WORK INSTRUCTIONS
Your answer should be one number: the count of lines in the records that include the word "搜索求解".

Entries from a dataset of interfaces
....

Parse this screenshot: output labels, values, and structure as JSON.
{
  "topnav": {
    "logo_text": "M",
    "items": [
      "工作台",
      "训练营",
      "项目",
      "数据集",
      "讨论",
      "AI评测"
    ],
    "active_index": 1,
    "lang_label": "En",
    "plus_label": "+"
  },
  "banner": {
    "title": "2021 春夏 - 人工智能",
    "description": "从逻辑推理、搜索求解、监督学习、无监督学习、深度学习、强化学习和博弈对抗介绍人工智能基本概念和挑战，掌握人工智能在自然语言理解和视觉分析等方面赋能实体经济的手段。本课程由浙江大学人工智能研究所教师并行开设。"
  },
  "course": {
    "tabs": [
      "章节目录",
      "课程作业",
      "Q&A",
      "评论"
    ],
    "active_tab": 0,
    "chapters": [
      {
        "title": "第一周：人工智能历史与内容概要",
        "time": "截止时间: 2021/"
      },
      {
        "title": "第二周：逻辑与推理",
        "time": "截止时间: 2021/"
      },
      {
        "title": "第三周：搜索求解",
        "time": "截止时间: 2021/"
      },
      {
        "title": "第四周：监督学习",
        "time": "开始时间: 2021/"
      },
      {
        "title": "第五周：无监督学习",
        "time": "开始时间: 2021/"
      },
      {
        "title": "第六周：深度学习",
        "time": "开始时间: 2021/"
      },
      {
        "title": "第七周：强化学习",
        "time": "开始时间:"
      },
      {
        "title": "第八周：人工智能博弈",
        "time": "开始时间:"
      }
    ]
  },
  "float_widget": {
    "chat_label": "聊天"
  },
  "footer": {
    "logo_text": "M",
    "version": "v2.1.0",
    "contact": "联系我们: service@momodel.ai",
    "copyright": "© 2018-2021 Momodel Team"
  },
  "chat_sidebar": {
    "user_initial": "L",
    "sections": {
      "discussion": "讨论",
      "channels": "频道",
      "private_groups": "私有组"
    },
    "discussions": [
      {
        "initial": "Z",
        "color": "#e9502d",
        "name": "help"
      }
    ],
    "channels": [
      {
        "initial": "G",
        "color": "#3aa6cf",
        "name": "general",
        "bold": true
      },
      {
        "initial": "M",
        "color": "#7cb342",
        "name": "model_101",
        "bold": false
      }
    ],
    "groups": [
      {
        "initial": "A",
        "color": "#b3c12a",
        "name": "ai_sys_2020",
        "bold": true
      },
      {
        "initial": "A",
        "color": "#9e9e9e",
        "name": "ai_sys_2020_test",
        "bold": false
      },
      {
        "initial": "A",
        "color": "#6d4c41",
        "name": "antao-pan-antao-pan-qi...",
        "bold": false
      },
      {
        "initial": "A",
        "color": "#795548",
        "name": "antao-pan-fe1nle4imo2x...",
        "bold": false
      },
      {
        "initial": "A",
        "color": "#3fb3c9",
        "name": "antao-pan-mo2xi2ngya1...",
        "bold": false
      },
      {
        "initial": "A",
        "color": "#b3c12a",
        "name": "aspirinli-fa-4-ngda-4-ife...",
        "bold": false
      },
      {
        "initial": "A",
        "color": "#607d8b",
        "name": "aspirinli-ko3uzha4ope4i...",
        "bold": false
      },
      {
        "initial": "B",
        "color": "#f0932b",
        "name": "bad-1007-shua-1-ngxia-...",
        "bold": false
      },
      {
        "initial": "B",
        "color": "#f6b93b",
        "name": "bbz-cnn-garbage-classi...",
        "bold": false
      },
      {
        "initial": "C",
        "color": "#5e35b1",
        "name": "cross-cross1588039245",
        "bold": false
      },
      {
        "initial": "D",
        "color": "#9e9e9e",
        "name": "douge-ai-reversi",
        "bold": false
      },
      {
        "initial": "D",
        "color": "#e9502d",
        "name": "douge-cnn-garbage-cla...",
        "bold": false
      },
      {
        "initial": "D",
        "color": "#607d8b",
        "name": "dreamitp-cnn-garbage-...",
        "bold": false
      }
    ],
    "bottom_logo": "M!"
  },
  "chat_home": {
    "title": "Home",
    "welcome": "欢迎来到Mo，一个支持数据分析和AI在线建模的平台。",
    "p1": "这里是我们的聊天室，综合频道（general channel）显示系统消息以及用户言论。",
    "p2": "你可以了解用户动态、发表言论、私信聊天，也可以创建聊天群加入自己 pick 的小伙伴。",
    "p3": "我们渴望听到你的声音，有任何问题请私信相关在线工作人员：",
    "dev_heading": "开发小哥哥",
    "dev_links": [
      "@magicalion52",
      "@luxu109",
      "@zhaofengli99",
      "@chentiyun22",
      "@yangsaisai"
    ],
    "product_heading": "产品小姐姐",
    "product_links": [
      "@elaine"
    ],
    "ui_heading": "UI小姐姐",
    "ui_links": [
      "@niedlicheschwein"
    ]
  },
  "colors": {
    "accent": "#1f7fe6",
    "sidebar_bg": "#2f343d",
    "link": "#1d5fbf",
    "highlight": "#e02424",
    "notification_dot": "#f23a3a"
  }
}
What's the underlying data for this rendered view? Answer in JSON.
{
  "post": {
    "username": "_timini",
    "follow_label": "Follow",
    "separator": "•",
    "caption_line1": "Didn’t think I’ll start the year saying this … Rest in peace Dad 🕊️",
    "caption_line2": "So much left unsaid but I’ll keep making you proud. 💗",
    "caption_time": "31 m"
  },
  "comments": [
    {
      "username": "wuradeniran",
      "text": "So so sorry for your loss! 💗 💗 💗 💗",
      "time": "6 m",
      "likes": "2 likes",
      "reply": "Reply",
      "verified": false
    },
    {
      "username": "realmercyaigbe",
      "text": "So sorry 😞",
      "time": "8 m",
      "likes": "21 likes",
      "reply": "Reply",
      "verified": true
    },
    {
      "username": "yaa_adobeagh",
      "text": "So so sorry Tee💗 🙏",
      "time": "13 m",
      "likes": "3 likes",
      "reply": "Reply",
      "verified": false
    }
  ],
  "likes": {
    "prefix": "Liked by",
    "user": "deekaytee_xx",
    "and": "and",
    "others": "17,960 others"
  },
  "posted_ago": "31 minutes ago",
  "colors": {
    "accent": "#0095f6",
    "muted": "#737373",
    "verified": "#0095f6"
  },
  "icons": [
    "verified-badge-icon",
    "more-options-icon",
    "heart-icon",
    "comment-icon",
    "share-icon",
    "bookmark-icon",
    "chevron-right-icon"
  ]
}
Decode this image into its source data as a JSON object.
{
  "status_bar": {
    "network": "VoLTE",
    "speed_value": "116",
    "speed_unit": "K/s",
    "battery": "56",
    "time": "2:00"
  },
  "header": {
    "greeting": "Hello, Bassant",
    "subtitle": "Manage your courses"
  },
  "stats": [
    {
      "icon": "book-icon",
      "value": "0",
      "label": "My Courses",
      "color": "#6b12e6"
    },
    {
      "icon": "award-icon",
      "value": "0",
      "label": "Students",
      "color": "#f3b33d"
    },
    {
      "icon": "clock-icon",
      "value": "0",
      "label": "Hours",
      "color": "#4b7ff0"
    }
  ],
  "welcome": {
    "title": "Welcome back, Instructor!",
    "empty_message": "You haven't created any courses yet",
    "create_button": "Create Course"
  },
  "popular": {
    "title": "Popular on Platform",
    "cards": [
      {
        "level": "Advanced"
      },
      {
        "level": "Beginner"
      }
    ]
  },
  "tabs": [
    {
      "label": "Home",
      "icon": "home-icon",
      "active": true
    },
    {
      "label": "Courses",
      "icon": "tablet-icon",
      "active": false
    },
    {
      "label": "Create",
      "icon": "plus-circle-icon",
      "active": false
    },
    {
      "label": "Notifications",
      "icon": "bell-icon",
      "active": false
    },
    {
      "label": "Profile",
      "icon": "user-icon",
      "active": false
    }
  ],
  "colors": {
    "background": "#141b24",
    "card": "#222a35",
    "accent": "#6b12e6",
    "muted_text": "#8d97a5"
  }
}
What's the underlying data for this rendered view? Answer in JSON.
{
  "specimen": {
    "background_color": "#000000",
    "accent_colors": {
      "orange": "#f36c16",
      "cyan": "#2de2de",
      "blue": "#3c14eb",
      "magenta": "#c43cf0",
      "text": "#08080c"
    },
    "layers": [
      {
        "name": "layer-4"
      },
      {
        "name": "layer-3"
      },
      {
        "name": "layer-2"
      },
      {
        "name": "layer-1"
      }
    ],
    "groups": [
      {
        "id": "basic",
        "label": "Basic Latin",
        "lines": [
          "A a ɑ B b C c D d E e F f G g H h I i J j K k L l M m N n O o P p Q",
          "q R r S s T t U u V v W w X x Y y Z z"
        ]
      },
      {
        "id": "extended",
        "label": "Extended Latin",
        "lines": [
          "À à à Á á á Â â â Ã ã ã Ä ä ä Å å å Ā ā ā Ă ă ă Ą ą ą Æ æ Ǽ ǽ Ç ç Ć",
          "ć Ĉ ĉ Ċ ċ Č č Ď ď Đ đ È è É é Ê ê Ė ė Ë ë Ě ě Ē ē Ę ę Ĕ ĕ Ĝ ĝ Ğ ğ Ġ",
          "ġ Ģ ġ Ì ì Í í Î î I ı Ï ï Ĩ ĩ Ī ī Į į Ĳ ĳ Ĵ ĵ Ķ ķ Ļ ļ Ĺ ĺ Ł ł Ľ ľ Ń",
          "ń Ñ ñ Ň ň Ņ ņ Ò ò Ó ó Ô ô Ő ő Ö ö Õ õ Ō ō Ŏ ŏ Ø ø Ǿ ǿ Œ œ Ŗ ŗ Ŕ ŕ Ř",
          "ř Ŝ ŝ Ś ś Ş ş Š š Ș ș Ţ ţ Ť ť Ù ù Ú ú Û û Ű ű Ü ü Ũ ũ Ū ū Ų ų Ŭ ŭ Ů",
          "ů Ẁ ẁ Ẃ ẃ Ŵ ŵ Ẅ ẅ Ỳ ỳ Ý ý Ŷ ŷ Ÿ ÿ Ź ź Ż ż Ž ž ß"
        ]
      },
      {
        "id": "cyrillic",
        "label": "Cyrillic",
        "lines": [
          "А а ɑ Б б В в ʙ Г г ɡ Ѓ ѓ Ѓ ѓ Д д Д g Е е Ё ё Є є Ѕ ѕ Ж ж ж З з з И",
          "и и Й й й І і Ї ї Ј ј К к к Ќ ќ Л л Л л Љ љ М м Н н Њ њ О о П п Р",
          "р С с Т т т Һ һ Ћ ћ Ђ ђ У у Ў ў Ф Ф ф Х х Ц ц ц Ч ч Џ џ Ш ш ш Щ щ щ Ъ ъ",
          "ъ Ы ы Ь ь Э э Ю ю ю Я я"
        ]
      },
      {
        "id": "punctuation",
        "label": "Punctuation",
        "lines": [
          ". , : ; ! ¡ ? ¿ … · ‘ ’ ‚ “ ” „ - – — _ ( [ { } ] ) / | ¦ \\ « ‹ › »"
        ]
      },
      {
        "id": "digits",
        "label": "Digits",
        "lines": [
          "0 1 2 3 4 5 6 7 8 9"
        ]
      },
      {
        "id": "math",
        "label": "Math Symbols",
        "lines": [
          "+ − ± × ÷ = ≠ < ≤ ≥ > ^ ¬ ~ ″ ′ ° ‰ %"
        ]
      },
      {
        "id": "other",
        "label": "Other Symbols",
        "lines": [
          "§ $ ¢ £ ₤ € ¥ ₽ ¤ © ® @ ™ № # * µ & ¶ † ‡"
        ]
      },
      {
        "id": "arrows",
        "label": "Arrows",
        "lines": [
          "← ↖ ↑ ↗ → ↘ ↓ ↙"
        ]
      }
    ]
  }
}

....

SOLUTION TO THIS PROBLEM
2